Available records:

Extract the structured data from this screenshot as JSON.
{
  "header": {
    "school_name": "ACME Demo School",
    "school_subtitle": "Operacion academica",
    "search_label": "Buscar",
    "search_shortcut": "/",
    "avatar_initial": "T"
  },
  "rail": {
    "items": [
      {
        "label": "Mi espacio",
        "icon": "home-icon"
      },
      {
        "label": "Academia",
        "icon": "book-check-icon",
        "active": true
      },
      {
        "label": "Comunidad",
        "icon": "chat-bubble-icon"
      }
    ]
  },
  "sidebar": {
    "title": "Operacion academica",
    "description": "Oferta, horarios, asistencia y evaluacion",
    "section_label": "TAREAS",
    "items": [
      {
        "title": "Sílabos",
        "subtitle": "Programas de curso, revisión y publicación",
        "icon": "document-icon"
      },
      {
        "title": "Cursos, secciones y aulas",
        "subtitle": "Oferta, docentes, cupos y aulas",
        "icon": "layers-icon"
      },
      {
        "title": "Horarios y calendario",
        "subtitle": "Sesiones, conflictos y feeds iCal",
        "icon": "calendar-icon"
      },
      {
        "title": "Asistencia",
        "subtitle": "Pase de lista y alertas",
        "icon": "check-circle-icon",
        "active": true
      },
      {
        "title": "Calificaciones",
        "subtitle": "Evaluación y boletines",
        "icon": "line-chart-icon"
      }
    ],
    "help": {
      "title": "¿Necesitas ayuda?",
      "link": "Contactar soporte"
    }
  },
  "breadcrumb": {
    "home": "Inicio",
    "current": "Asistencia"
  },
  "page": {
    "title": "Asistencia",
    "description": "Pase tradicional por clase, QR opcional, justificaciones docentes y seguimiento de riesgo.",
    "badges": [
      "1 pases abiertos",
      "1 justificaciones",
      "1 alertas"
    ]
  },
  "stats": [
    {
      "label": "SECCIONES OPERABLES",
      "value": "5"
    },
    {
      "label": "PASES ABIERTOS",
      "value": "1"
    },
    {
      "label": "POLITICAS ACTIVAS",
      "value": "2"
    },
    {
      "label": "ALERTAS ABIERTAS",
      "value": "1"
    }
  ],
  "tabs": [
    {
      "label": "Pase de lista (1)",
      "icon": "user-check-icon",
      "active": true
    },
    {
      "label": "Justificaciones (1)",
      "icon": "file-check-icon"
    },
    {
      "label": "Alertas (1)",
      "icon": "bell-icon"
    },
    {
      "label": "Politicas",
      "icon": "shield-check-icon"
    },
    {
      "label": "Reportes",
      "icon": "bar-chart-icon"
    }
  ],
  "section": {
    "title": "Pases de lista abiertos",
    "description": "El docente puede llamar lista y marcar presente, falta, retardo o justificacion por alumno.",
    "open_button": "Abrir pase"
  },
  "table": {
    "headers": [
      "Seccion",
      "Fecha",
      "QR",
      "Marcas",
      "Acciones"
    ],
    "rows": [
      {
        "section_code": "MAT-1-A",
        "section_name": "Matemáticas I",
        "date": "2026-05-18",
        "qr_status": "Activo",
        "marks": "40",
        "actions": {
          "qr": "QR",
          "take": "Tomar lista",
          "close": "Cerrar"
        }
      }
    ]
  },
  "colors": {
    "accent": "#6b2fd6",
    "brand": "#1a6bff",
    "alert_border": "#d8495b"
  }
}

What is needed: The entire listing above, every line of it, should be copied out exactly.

The answer:
Extract the structured data from this screenshot as JSON.
{
  "header": {
    "school_name": "ACME Demo School",
    "school_subtitle": "Operacion academica",
    "search_label": "Buscar",
    "search_shortcut": "/",
    "avatar_initial": "T"
  },
  "rail": {
    "items": [
      {
        "label": "Mi espacio",
        "icon": "home-icon"
      },
      {
        "label": "Academia",
        "icon": "book-check-icon",
        "active": true
      },
      {
        "label": "Comunidad",
        "icon": "chat-bubble-icon"
      }
    ]
  },
  "sidebar": {
    "title": "Operacion academica",
    "description": "Oferta, horarios, asistencia y evaluacion",
    "section_label": "TAREAS",
    "items": [
      {
        "title": "Sílabos",
        "subtitle": "Programas de curso, revisión y publicación",
        "icon": "document-icon"
      },
      {
        "title": "Cursos, secciones y aulas",
        "subtitle": "Oferta, docentes, cupos y aulas",
        "icon": "layers-icon"
      },
      {
        "title": "Horarios y calendario",
        "subtitle": "Sesiones, conflictos y feeds iCal",
        "icon": "calendar-icon"
      },
      {
        "title": "Asistencia",
        "subtitle": "Pase de lista y alertas",
        "icon": "check-circle-icon",
        "active": true
      },
      {
        "title": "Calificaciones",
        "subtitle": "Evaluación y boletines",
        "icon": "line-chart-icon"
      }
    ],
    "help": {
      "title": "¿Necesitas ayuda?",
      "link": "Contactar soporte"
    }
  },
  "breadcrumb": {
    "home": "Inicio",
    "current": "Asistencia"
  },
  "page": {
    "title": "Asistencia",
    "description": "Pase tradicional por clase, QR opcional, justificaciones docentes y seguimiento de riesgo.",
    "badges": [
      "1 pases abiertos",
      "1 justificaciones",
      "1 alertas"
    ]
  },
  "stats": [
    {
      "label": "SECCIONES OPERABLES",
      "value": "5"
    },
    {
      "label": "PASES ABIERTOS",
      "value": "1"
    },
    {
      "label": "POLITICAS ACTIVAS",
      "value": "2"
    },
    {
      "label": "ALERTAS ABIERTAS",
      "value": "1"
    }
  ],
  "tabs": [
    {
      "label": "Pase de lista (1)",
      "icon": "user-check-icon",
      "active": true
    },
    {
      "label": "Justificaciones (1)",
      "icon": "file-check-icon"
    },
    {
      "label": "Alertas (1)",
      "icon": "bell-icon"
    },
    {
      "label": "Politicas",
      "icon": "shield-check-icon"
    },
    {
      "label": "Reportes",
      "icon": "bar-chart-icon"
    }
  ],
  "section": {
    "title": "Pases de lista abiertos",
    "description": "El docente puede llamar lista y marcar presente, falta, retardo o justificacion por alumno.",
    "open_button": "Abrir pase"
  },
  "table": {
    "headers": [
      "Seccion",
      "Fecha",
      "QR",
      "Marcas",
      "Acciones"
    ],
    "rows": [
      {
        "section_code": "MAT-1-A",
        "section_name": "Matemáticas I",
        "date": "2026-05-18",
        "qr_status": "Activo",
        "marks": "40",
        "actions": {
          "qr": "QR",
          "take": "Tomar lista",
          "close": "Cerrar"
        }
      }
    ]
  },
  "colors": {
    "accent": "#6b2fd6",
    "brand": "#1a6bff",
    "alert_border": "#d8495b"
  }
}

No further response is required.